Excerpts from an interface dataset
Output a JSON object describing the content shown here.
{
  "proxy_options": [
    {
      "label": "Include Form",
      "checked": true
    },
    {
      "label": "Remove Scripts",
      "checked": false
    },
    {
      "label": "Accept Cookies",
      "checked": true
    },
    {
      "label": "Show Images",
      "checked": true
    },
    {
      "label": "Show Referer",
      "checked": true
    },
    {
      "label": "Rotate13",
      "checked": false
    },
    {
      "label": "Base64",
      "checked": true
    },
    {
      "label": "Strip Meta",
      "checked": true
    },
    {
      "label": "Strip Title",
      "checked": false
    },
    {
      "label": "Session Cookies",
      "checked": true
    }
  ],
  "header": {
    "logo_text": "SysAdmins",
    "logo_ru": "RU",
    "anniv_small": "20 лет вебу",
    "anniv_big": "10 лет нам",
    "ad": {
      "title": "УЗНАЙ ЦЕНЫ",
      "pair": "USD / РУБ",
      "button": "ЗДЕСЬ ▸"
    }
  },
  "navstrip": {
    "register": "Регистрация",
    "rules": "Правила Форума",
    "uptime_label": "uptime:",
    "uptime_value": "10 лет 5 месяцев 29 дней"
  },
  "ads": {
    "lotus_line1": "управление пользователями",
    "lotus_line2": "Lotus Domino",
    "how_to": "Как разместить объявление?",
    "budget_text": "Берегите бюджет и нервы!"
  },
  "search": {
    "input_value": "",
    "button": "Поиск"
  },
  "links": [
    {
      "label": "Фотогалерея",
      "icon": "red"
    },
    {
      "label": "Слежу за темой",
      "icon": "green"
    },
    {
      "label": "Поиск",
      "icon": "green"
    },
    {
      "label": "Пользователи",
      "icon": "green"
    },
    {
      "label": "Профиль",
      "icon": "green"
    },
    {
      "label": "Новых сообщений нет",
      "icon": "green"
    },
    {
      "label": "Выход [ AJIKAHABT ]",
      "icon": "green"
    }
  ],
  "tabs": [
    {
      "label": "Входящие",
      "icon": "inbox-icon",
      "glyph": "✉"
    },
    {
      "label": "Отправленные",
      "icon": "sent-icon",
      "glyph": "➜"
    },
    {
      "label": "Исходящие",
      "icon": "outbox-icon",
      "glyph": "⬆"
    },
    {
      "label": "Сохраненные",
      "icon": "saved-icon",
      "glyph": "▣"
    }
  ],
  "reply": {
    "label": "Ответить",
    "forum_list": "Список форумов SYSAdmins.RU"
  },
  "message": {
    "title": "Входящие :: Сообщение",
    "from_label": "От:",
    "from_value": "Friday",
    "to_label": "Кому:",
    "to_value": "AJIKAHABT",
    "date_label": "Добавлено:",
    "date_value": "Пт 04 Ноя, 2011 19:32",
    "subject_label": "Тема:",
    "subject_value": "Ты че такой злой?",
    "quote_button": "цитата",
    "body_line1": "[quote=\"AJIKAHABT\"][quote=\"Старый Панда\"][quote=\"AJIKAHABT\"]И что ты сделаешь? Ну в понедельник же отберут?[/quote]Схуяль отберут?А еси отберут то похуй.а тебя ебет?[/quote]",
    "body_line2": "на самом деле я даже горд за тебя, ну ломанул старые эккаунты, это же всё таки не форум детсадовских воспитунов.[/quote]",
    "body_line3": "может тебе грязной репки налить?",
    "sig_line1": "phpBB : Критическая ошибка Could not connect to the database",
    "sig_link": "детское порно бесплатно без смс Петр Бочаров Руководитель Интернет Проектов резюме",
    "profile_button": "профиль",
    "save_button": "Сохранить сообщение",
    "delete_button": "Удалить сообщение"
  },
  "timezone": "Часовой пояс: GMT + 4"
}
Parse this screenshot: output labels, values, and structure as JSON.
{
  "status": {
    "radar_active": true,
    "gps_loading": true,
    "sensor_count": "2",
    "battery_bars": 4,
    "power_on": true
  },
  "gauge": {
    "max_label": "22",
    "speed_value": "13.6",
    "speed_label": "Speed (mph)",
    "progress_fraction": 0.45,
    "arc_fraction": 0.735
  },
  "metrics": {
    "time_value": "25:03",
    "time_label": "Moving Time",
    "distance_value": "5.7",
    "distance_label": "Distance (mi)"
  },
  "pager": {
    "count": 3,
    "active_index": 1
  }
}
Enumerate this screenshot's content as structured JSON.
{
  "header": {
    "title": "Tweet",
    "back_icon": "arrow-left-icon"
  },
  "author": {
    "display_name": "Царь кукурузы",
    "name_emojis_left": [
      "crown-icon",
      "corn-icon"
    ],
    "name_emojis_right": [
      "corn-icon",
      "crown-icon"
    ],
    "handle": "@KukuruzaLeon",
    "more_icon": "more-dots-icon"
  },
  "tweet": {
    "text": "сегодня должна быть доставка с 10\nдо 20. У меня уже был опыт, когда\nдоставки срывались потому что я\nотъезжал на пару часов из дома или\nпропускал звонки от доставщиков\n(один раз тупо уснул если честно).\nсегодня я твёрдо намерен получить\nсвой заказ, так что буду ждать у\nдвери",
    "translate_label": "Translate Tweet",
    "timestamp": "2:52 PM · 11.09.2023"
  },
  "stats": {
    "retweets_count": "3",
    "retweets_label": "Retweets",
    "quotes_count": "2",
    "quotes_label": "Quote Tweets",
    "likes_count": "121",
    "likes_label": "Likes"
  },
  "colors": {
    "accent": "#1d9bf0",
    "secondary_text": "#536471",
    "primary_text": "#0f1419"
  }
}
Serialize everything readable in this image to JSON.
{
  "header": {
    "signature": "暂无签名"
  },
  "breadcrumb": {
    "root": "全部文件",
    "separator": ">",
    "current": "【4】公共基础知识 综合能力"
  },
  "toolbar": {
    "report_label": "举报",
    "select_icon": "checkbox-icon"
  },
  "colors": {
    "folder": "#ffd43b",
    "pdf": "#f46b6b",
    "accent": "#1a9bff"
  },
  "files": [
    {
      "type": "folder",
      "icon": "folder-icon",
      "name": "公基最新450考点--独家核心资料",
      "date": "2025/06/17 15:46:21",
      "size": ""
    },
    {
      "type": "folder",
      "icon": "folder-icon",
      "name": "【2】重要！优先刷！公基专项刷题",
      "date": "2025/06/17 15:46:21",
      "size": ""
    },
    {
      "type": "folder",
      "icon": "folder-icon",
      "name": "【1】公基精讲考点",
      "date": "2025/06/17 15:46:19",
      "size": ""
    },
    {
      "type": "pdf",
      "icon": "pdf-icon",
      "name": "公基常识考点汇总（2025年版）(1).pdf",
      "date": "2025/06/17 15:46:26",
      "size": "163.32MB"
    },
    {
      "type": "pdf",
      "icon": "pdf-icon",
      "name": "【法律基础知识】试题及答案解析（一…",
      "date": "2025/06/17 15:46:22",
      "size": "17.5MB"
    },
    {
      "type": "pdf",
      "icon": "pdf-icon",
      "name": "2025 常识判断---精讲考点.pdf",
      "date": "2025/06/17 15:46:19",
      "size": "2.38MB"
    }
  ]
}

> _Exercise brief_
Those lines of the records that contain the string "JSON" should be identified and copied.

> _Exercise answer_
Output a JSON object describing the content shown here.
Parse this screenshot: output labels, values, and structure as JSON.
Enumerate this screenshot's content as structured JSON.
Serialize everything readable in this image to JSON.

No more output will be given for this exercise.